-- WORK ORDER --
Exact reproduction of all the data is needed.

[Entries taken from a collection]
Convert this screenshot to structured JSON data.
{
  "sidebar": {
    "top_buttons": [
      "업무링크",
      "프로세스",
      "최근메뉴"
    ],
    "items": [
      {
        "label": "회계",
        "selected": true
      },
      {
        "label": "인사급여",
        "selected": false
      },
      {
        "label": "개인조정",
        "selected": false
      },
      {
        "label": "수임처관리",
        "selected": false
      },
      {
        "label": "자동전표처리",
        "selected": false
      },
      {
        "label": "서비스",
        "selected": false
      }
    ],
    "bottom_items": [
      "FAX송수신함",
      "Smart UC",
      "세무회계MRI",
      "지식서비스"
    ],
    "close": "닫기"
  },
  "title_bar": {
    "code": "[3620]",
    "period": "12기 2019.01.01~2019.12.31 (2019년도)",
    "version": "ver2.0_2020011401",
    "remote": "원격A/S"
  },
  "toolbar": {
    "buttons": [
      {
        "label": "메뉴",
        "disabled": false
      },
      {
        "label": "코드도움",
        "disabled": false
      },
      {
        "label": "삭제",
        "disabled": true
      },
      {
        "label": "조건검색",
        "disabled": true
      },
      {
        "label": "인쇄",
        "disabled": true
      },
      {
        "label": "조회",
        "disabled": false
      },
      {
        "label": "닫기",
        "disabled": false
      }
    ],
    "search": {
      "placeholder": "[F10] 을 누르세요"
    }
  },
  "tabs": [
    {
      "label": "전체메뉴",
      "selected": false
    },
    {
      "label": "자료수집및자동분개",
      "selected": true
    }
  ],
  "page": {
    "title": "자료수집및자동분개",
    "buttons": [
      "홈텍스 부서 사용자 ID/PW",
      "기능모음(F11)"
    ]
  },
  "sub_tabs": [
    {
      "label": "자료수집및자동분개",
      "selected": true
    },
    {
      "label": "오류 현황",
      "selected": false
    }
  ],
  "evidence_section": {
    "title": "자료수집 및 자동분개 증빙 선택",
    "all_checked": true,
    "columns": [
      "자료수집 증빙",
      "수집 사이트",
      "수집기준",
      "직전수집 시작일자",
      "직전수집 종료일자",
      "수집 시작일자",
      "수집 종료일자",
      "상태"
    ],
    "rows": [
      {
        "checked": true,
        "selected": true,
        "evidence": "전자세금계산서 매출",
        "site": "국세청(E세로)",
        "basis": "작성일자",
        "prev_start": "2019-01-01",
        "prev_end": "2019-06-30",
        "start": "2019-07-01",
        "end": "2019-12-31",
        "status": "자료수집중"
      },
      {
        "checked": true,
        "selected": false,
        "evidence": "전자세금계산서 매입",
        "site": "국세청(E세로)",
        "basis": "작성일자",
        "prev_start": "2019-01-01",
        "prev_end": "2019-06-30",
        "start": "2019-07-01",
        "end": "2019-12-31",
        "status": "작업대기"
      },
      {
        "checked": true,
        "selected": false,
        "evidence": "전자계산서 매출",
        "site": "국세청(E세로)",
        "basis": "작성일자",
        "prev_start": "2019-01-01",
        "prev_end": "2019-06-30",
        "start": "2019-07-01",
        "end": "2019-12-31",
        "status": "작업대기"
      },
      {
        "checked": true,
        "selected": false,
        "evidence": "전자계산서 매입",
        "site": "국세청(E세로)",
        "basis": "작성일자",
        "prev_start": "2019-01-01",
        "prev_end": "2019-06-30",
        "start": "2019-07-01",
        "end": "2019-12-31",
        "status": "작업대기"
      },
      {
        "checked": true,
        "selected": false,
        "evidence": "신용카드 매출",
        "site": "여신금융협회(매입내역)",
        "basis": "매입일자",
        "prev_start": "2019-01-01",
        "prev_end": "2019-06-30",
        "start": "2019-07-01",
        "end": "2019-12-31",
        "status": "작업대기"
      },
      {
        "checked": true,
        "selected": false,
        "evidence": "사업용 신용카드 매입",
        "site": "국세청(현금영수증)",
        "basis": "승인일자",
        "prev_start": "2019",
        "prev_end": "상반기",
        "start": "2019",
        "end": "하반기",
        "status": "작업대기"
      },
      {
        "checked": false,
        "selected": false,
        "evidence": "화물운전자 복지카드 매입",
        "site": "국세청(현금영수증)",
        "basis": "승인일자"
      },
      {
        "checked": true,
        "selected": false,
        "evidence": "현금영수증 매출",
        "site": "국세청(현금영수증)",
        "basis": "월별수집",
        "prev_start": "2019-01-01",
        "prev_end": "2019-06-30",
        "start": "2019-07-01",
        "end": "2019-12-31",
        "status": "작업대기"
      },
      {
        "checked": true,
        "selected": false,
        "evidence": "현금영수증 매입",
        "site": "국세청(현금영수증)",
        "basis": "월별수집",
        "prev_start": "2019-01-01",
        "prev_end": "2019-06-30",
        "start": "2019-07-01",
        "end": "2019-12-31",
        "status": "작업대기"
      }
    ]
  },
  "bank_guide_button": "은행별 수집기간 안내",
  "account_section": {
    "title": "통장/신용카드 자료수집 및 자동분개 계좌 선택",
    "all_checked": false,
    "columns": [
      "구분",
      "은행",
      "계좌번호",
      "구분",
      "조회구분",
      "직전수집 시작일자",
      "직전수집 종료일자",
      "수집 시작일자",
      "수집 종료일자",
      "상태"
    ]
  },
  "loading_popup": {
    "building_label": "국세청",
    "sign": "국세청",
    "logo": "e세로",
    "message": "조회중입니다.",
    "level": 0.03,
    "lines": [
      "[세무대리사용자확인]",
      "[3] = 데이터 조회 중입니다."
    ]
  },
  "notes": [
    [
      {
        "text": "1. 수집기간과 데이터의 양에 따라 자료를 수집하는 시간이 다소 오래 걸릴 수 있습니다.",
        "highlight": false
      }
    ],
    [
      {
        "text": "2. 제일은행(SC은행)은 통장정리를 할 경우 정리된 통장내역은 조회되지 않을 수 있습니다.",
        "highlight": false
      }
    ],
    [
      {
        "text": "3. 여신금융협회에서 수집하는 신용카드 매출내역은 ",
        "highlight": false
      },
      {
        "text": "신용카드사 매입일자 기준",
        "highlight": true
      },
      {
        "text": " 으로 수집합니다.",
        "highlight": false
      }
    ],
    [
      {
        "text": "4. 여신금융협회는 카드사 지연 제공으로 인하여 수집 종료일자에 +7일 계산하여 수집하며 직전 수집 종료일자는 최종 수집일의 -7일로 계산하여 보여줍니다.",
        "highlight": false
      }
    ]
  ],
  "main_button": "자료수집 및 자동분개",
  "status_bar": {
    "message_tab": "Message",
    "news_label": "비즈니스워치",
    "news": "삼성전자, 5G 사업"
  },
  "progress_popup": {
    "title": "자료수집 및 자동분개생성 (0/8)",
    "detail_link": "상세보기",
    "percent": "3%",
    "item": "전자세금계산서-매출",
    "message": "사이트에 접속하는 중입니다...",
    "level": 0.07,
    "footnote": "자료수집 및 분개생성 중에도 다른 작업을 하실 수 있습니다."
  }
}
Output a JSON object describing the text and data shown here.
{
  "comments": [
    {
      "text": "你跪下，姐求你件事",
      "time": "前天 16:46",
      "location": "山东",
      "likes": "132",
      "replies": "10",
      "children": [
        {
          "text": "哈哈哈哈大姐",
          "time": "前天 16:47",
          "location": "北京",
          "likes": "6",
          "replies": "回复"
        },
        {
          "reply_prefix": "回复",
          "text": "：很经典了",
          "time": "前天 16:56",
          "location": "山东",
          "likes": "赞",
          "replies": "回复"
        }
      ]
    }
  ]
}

-- RESPONSE TO THE TASK --
Convert this screenshot to structured JSON data.
{
  "sidebar": {
    "top_buttons": [
      "업무링크",
      "프로세스",
      "최근메뉴"
    ],
    "items": [
      {
        "label": "회계",
        "selected": true
      },
      {
        "label": "인사급여",
        "selected": false
      },
      {
        "label": "개인조정",
        "selected": false
      },
      {
        "label": "수임처관리",
        "selected": false
      },
      {
        "label": "자동전표처리",
        "selected": false
      },
      {
        "label": "서비스",
        "selected": false
      }
    ],
    "bottom_items": [
      "FAX송수신함",
      "Smart UC",
      "세무회계MRI",
      "지식서비스"
    ],
    "close": "닫기"
  },
  "title_bar": {
    "code": "[3620]",
    "period": "12기 2019.01.01~2019.12.31 (2019년도)",
    "version": "ver2.0_2020011401",
    "remote": "원격A/S"
  },
  "toolbar": {
    "buttons": [
      {
        "label": "메뉴",
        "disabled": false
      },
      {
        "label": "코드도움",
        "disabled": false
      },
      {
        "label": "삭제",
        "disabled": true
      },
      {
        "label": "조건검색",
        "disabled": true
      },
      {
        "label": "인쇄",
        "disabled": true
      },
      {
        "label": "조회",
        "disabled": false
      },
      {
        "label": "닫기",
        "disabled": false
      }
    ],
    "search": {
      "placeholder": "[F10] 을 누르세요"
    }
  },
  "tabs": [
    {
      "label": "전체메뉴",
      "selected": false
    },
    {
      "label": "자료수집및자동분개",
      "selected": true
    }
  ],
  "page": {
    "title": "자료수집및자동분개",
    "buttons": [
      "홈텍스 부서 사용자 ID/PW",
      "기능모음(F11)"
    ]
  },
  "sub_tabs": [
    {
      "label": "자료수집및자동분개",
      "selected": true
    },
    {
      "label": "오류 현황",
      "selected": false
    }
  ],
  "evidence_section": {
    "title": "자료수집 및 자동분개 증빙 선택",
    "all_checked": true,
    "columns": [
      "자료수집 증빙",
      "수집 사이트",
      "수집기준",
      "직전수집 시작일자",
      "직전수집 종료일자",
      "수집 시작일자",
      "수집 종료일자",
      "상태"
    ],
    "rows": [
      {
        "checked": true,
        "selected": true,
        "evidence": "전자세금계산서 매출",
        "site": "국세청(E세로)",
        "basis": "작성일자",
        "prev_start": "2019-01-01",
        "prev_end": "2019-06-30",
        "start": "2019-07-01",
        "end": "2019-12-31",
        "status": "자료수집중"
      },
      {
        "checked": true,
        "selected": false,
        "evidence": "전자세금계산서 매입",
        "site": "국세청(E세로)",
        "basis": "작성일자",
        "prev_start": "2019-01-01",
        "prev_end": "2019-06-30",
        "start": "2019-07-01",
        "end": "2019-12-31",
        "status": "작업대기"
      },
      {
        "checked": true,
        "selected": false,
        "evidence": "전자계산서 매출",
        "site": "국세청(E세로)",
        "basis": "작성일자",
        "prev_start": "2019-01-01",
        "prev_end": "2019-06-30",
        "start": "2019-07-01",
        "end": "2019-12-31",
        "status": "작업대기"
      },
      {
        "checked": true,
        "selected": false,
        "evidence": "전자계산서 매입",
        "site": "국세청(E세로)",
        "basis": "작성일자",
        "prev_start": "2019-01-01",
        "prev_end": "2019-06-30",
        "start": "2019-07-01",
        "end": "2019-12-31",
        "status": "작업대기"
      },
      {
        "checked": true,
        "selected": false,
        "evidence": "신용카드 매출",
        "site": "여신금융협회(매입내역)",
        "basis": "매입일자",
        "prev_start": "2019-01-01",
        "prev_end": "2019-06-30",
        "start": "2019-07-01",
        "end": "2019-12-31",
        "status": "작업대기"
      },
      {
        "checked": true,
        "selected": false,
        "evidence": "사업용 신용카드 매입",
        "site": "국세청(현금영수증)",
        "basis": "승인일자",
        "prev_start": "2019",
        "prev_end": "상반기",
        "start": "2019",
        "end": "하반기",
        "status": "작업대기"
      },
      {
        "checked": false,
        "selected": false,
        "evidence": "화물운전자 복지카드 매입",
        "site": "국세청(현금영수증)",
        "basis": "승인일자"
      },
      {
        "checked": true,
        "selected": false,
        "evidence": "현금영수증 매출",
        "site": "국세청(현금영수증)",
        "basis": "월별수집",
        "prev_start": "2019-01-01",
        "prev_end": "2019-06-30",
        "start": "2019-07-01",
        "end": "2019-12-31",
        "status": "작업대기"
      },
      {
        "checked": true,
        "selected": false,
        "evidence": "현금영수증 매입",
        "site": "국세청(현금영수증)",
        "basis": "월별수집",
        "prev_start": "2019-01-01",
        "prev_end": "2019-06-30",
        "start": "2019-07-01",
        "end": "2019-12-31",
        "status": "작업대기"
      }
    ]
  },
  "bank_guide_button": "은행별 수집기간 안내",
  "account_section": {
    "title": "통장/신용카드 자료수집 및 자동분개 계좌 선택",
    "all_checked": false,
    "columns": [
      "구분",
      "은행",
      "계좌번호",
      "구분",
      "조회구분",
      "직전수집 시작일자",
      "직전수집 종료일자",
      "수집 시작일자",
      "수집 종료일자",
      "상태"
    ]
  },
  "loading_popup": {
    "building_label": "국세청",
    "sign": "국세청",
    "logo": "e세로",
    "message": "조회중입니다.",
    "level": 0.03,
    "lines": [
      "[세무대리사용자확인]",
      "[3] = 데이터 조회 중입니다."
    ]
  },
  "notes": [
    [
      {
        "text": "1. 수집기간과 데이터의 양에 따라 자료를 수집하는 시간이 다소 오래 걸릴 수 있습니다.",
        "highlight": false
      }
    ],
    [
      {
        "text": "2. 제일은행(SC은행)은 통장정리를 할 경우 정리된 통장내역은 조회되지 않을 수 있습니다.",
        "highlight": false
      }
    ],
    [
      {
        "text": "3. 여신금융협회에서 수집하는 신용카드 매출내역은 ",
        "highlight": false
      },
      {
        "text": "신용카드사 매입일자 기준",
        "highlight": true
      },
      {
        "text": " 으로 수집합니다.",
        "highlight": false
      }
    ],
    [
      {
        "text": "4. 여신금융협회는 카드사 지연 제공으로 인하여 수집 종료일자에 +7일 계산하여 수집하며 직전 수집 종료일자는 최종 수집일의 -7일로 계산하여 보여줍니다.",
        "highlight": false
      }
    ]
  ],
  "main_button": "자료수집 및 자동분개",
  "status_bar": {
    "message_tab": "Message",
    "news_label": "비즈니스워치",
    "news": "삼성전자, 5G 사업"
  },
  "progress_popup": {
    "title": "자료수집 및 자동분개생성 (0/8)",
    "detail_link": "상세보기",
    "percent": "3%",
    "item": "전자세금계산서-매출",
    "message": "사이트에 접속하는 중입니다...",
    "level": 0.07,
    "footnote": "자료수집 및 분개생성 중에도 다른 작업을 하실 수 있습니다."
  }
}
Output a JSON object describing the text and data shown here.
{
  "comments": [
    {
      "text": "你跪下，姐求你件事",
      "time": "前天 16:46",
      "location": "山东",
      "likes": "132",
      "replies": "10",
      "children": [
        {
          "text": "哈哈哈哈大姐",
          "time": "前天 16:47",
          "location": "北京",
          "likes": "6",
          "replies": "回复"
        },
        {
          "reply_prefix": "回复",
          "text": "：很经典了",
          "time": "前天 16:56",
          "location": "山东",
          "likes": "赞",
          "replies": "回复"
        }
      ]
    }
  ]
}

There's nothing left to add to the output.